Downstairs will be a 'hidden' mezcaleria called Mayahuel, which will have a dedicated entrance on Wigmore Street and serve as a cocktail and mezcal bar in its own right.
Mexican street food staples will be a focus of the restaurant's menu and include tacos with baja fish, cochinita pibil (braised pork), and pastor presa ibérica; tetelas, triangular-shaped corn masa filled with blue corn and roasted pink fir potato; and calabacitas, smoked fresh corn with courgette, tomato and morita sauce.
Larger plates will be based around a selection of moles and include pollo al carbon, chargrilled corn-fed chicken served with a herby mole of tomatillo and roasted poblano and pumpkin seeds; carne a las brasas, dry-aged bone-in ribeye with amarillito mole of Guajillo chilli and mixed spices from Oaxaca; and crispy-fried Puerto Nuevo lobster with ajillo sauce of garlic and mixed chillies, avocado and tomato salsa, and black beans.

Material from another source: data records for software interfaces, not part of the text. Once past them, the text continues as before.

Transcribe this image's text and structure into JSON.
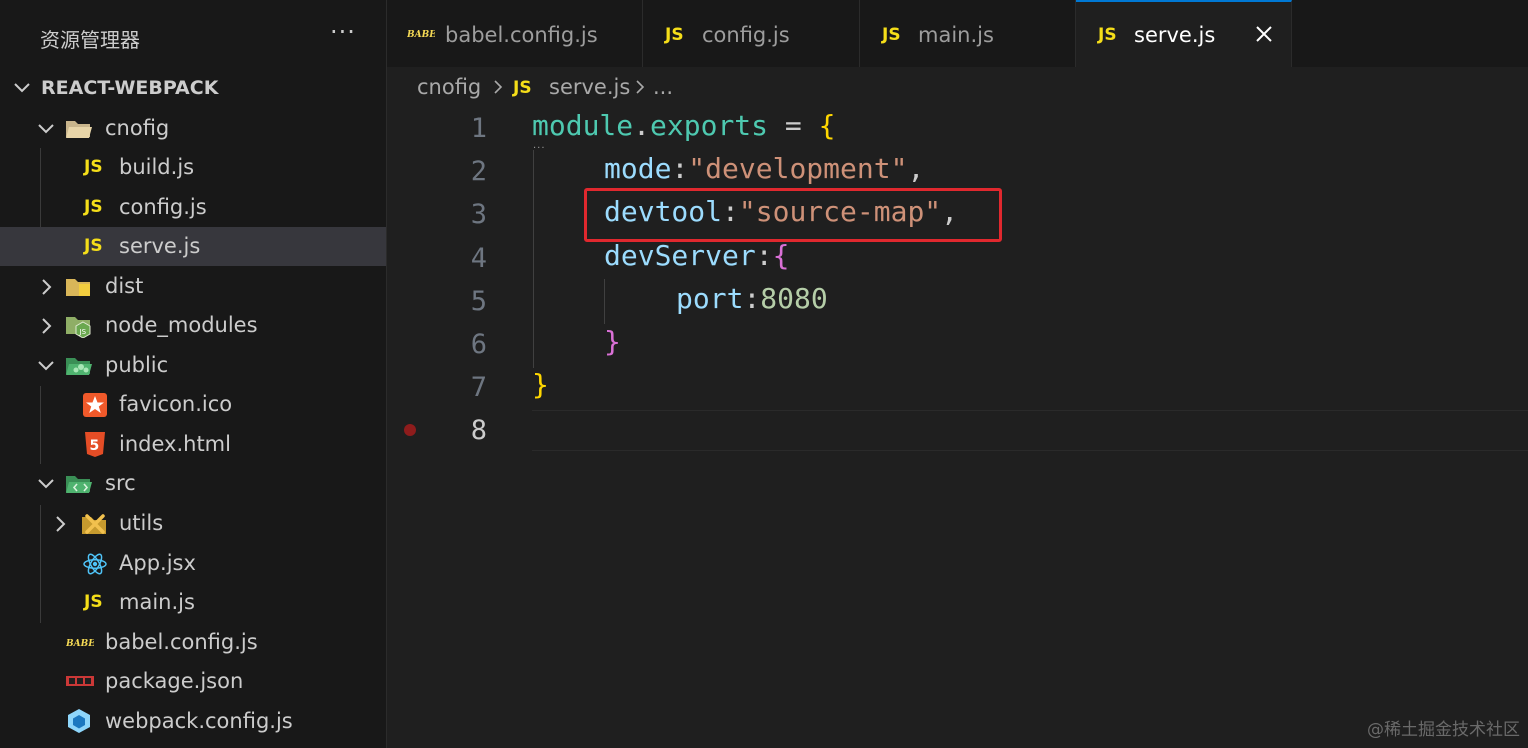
{
  "sidebar": {
    "title": "资源管理器",
    "more_label": "···",
    "section_title": "REACT-WEBPACK",
    "items": [
      {
        "label": "cnofig"
      },
      {
        "label": "build.js"
      },
      {
        "label": "config.js"
      },
      {
        "label": "serve.js"
      },
      {
        "label": "dist"
      },
      {
        "label": "node_modules"
      },
      {
        "label": "public"
      },
      {
        "label": "favicon.ico"
      },
      {
        "label": "index.html"
      },
      {
        "label": "src"
      },
      {
        "label": "utils"
      },
      {
        "label": "App.jsx"
      },
      {
        "label": "main.js"
      },
      {
        "label": "babel.config.js"
      },
      {
        "label": "package.json"
      },
      {
        "label": "webpack.config.js"
      }
    ],
    "js_badge": "JS"
  },
  "tabs": [
    {
      "label": "babel.config.js"
    },
    {
      "label": "config.js"
    },
    {
      "label": "main.js"
    },
    {
      "label": "serve.js"
    }
  ],
  "breadcrumb": {
    "folder": "cnofig",
    "file": "serve.js",
    "more": "..."
  },
  "editor": {
    "line_numbers": [
      "1",
      "2",
      "3",
      "4",
      "5",
      "6",
      "7",
      "8"
    ],
    "code": {
      "l1_module": "module",
      "l1_dot": ".",
      "l1_exports": "exports",
      "l1_eq": " = ",
      "l1_brace": "{",
      "l2_key": "mode",
      "l2_colon": ":",
      "l2_val": "\"development\"",
      "l2_comma": ",",
      "l3_key": "devtool",
      "l3_colon": ":",
      "l3_val": "\"source-map\"",
      "l3_comma": ",",
      "l4_key": "devServer",
      "l4_colon": ":",
      "l4_brace": "{",
      "l5_key": "port",
      "l5_colon": ":",
      "l5_val": "8080",
      "l6_brace": "}",
      "l7_brace": "}"
    }
  },
  "watermark": "@稀土掘金技术社区",
  "colors": {
    "active_tab_border": "#0078d4",
    "highlight_box": "#e0282e",
    "js_badge": "#f5de19"
  }
}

The interiors of Cavita will showcase the materials and textures of Mexico with wooden and tile elements, exposed bricks, and an earthy colour palette,
As well as individual tables, the restaurant will offer bookings at its ‘top table’, which will be a communal dining spot with the best view of the kitchen that will be served by Cavita herself.
Mayahuel will serve a range of 'signature' cocktails alongside a small menu of snacking plates including tuna tostada with macha sauce, avocado puree, ginger vinaigrette; and esquites, a Mexican corn salad with chicken broth, jalapeño mayonnaise and Applebey’s Cheshire cheese, with the option to add bone marrow.
Cavita, who grew up between Mexico City in Azcapotzalco town and Tlaxcala State in a small village called San Felipe, Ixtacuixtla, first worked in a kitchen at the age of 17 as an apprentice at Nicos in Mexico City, which is currently ranked 31 on Latin America's 50 Best Restaurants list.
She scored her first full time paid job at Pujol in Mexico City, currently ranked 12 on The World's 50 Best Restaurants list, at 19; and later went on to work as as chef de partie at Ferran Adria's three-Michelin starred El Bulli in Spain, which topped The World’s 50 Best Restaurant list five times before its closure in 2011.